A NWC also combines the advantages of a step-by-step disarmament approach with a comprehensive approach, while circumventing the disadvantages of each. Step-by-step disarmament measures are useful in that they deal with small and manageable pieces of the nuclear weapons infrastructure. The achievement of small steps can help build confidence and technical expertise to move to more comprehensive steps. On the other hand they can stunt disarmament momentum by giving the erroneous impression that the nuclear threat has been dealt with.[7] In addition, due to technology developments, step-by-step measures tend to become redundant by the time they are concluded, thus threatening their significance. They can also be difficult to achieve because the asymmetry between states makes them somewhat discriminatory. [8]

Comprehensive approaches are useful in that they are non- discriminatory, provide a complete picture of what is required for disarmament, and can close loopholes that are left open by incremental steps. They can help overcome obstacles that are created by unanswered questions on the feasibility of disarmament, and by resistance to partial measures.
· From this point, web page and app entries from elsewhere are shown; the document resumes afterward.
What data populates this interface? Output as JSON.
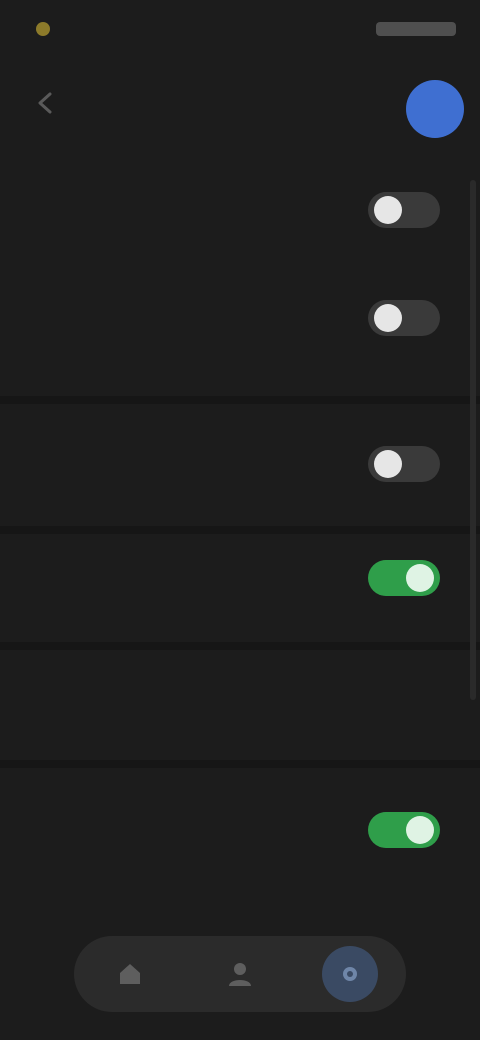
{
  "status_bar": {
    "icons": [
      "notification-dot-icon",
      "system-icons"
    ]
  },
  "top_bar": {
    "back_icon": "arrow-left-icon",
    "title": "",
    "avatar_color": "#3f6fd1"
  },
  "settings": {
    "row1": {
      "label": "",
      "description": "",
      "toggle_on": false
    },
    "row2": {
      "label": "",
      "description": "",
      "toggle_on": false
    },
    "section1_header": "",
    "row3": {
      "label": "",
      "toggle_on": false
    },
    "row4": {
      "label": "",
      "toggle_on": true
    },
    "row5": {
      "label": "",
      "description": "",
      "value": ""
    },
    "section2_header": "",
    "row6": {
      "label": "",
      "description": "",
      "toggle_on": true
    }
  },
  "bottom_nav": {
    "items": [
      "home-icon",
      "person-icon",
      "settings-icon"
    ],
    "active_index": 2
  },
  "colors": {
    "toggle_on": "#2f9e4a",
    "accent": "#3f6fd1",
    "background": "#1c1c1c"
  }
}
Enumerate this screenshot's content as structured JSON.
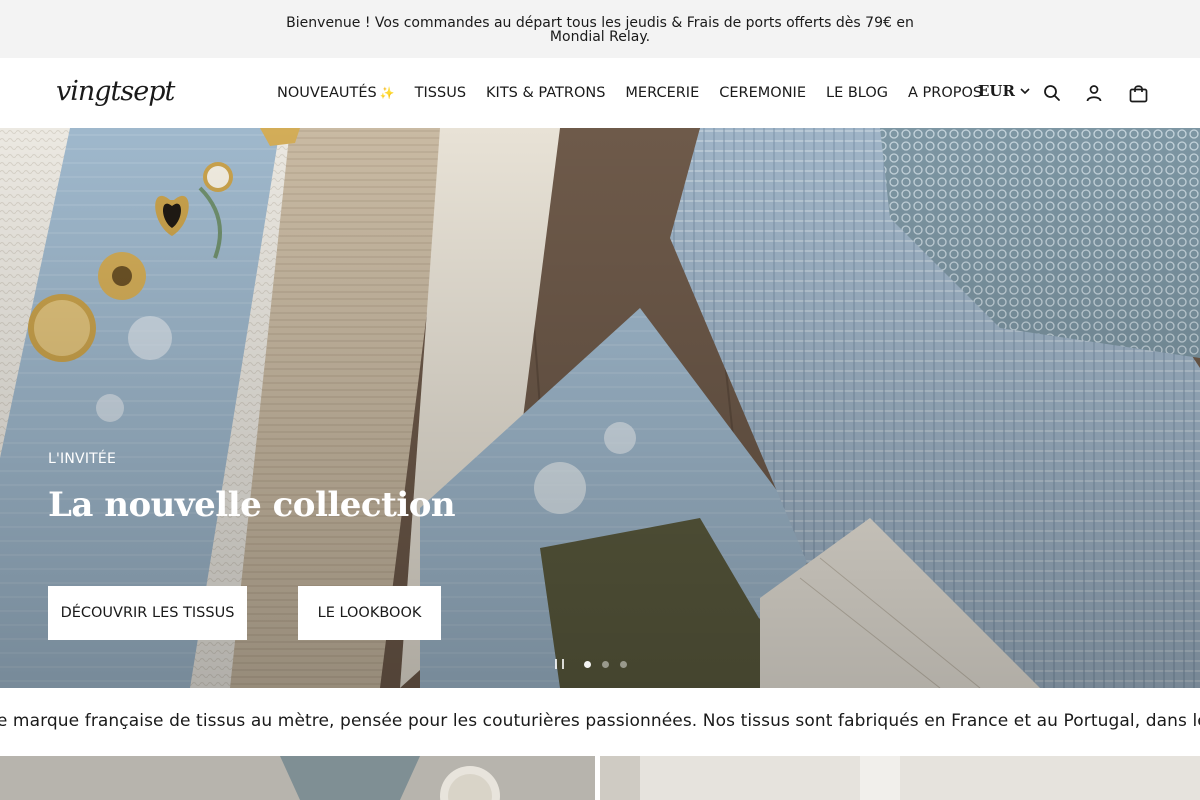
{
  "announcement": {
    "text": "Bienvenue ! Vos commandes au départ tous les jeudis & Frais de ports offerts dès 79€ en Mondial Relay."
  },
  "header": {
    "logo": "vingtsept",
    "nav": [
      {
        "label": "NOUVEAUTÉS",
        "icon": "sparkles-icon"
      },
      {
        "label": "TISSUS"
      },
      {
        "label": "KITS & PATRONS"
      },
      {
        "label": "MERCERIE"
      },
      {
        "label": "CEREMONIE"
      },
      {
        "label": "LE BLOG"
      },
      {
        "label": "A PROPOS"
      }
    ],
    "currency": "EUR",
    "icons": [
      "search-icon",
      "account-icon",
      "cart-icon"
    ]
  },
  "hero": {
    "eyebrow": "L'INVITÉE",
    "headline": "La nouvelle collection",
    "buttons": {
      "primary": "DÉCOUVRIR LES TISSUS",
      "secondary": "LE LOOKBOOK"
    },
    "slides": {
      "count": 3,
      "active": 1
    }
  },
  "marquee": {
    "text": "ne marque française de tissus au mètre, pensée pour les couturières passionnées. Nos tissus sont fabriqués en France et au Portugal, dans le resp"
  },
  "colors": {
    "announcement_bg": "#f3f3f3",
    "text": "#1a1a1a",
    "button_bg": "#ffffff",
    "spark": "#e8b93a"
  }
}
Negotiations for the disarmament of both chemical weapons and landmines, for example, were successful once comprehensive approaches to these were initiated.

International support for a nuclear weapons convention

In 1995, Abolition 2000, an international network now numbering over 2000 organisations, was established to promote the achievement of a nuclear weapons convention. This call has been supported by resolutions of both the United Nations and European Parliament. Public opinion polls in countries not yet supporting the NWC indicate public support for a NWC at over 80%.[9] An appeal calling for a nuclear weapons convention has gained over 60 million signatures making it the largest petition in the world.

The Model NWC has stimulated considerable discussion and positive feedback on the feasibility and practicalities of nuclear abolition by academics, scientists, government officials (including from the NWS) and civil society representatives.[10]

The Role of Aotearoa-New Zealand

Aotearoa has lead in a number of international nuclear disarmament initiatives including the campaign against nuclear testing and the International Court of Justice advisory opinion on nuclear weapons. The ICJ advisory opinion and the success of the 2000 NPT Review Conference, provide the legal justification and the political opportunity for New Zealand to now take a lead in promoting a nuclear weapons convention. New Zealand could:

Leadership by New Zealand on the nuclear weapons convention could provide just the boost needed to move the abolition of nuclear weapons from idea to reality.

[1] Final Document, 2000 Review Conference of the Parties to the Treaty on the Non-Proliferation of Nuclear Weapons.

[2] International Court of Justice advisory opinion on the legality of the threat or use of nuclear weapons, July 8, 1996.

[3] UN General Assembly Resolution 51/45 M of 10 December 1996

[4] UN Document A/C.1/52/7. A revised and annotated version of the MNWC is included in Security and Survival: The Case for a Nuclear Weapons Convention, Datan and Ware, IPPNW, 1999.

[5] Sandia Cooperative Monitoring Center assists in the development of verification and monitoring regimes for arms control and disarmament treaties.

[6] Confidence, Security and Verification: The Challenge of global nuclear arms control. Aldermaston Weapons Establishment, 2000. (

[7] The conclusion of the Partial Teat Ban Treaty in 1963 all but removed the issue of nuclear weapons from the attention of the media and public globally. As a result, even though the numbers of nuclear weapons increased and there were more nuclear tests after the PTBT than before, political pressure for subsequent disarmament measures all but evaporated.

[8] The Comprehensive Test Ban Treaty, for example, was supposed to prevent any further testing and development of nuclear weapons. However, by the time it was opened for signature, the major NWS had developed other means for testing and developing nuclear weapons. Thus India, an early proponent of a Comprehensive Test Ban Treaty, has refused to sign the CTBT, which has prevented the CTBT from being able to enter into force.


[10] See Nuclear Weapons Convention Monitor: Updating the debate on the prohibition and elimination of nuclear weapons, Issue 1, April 2000, IPPNW.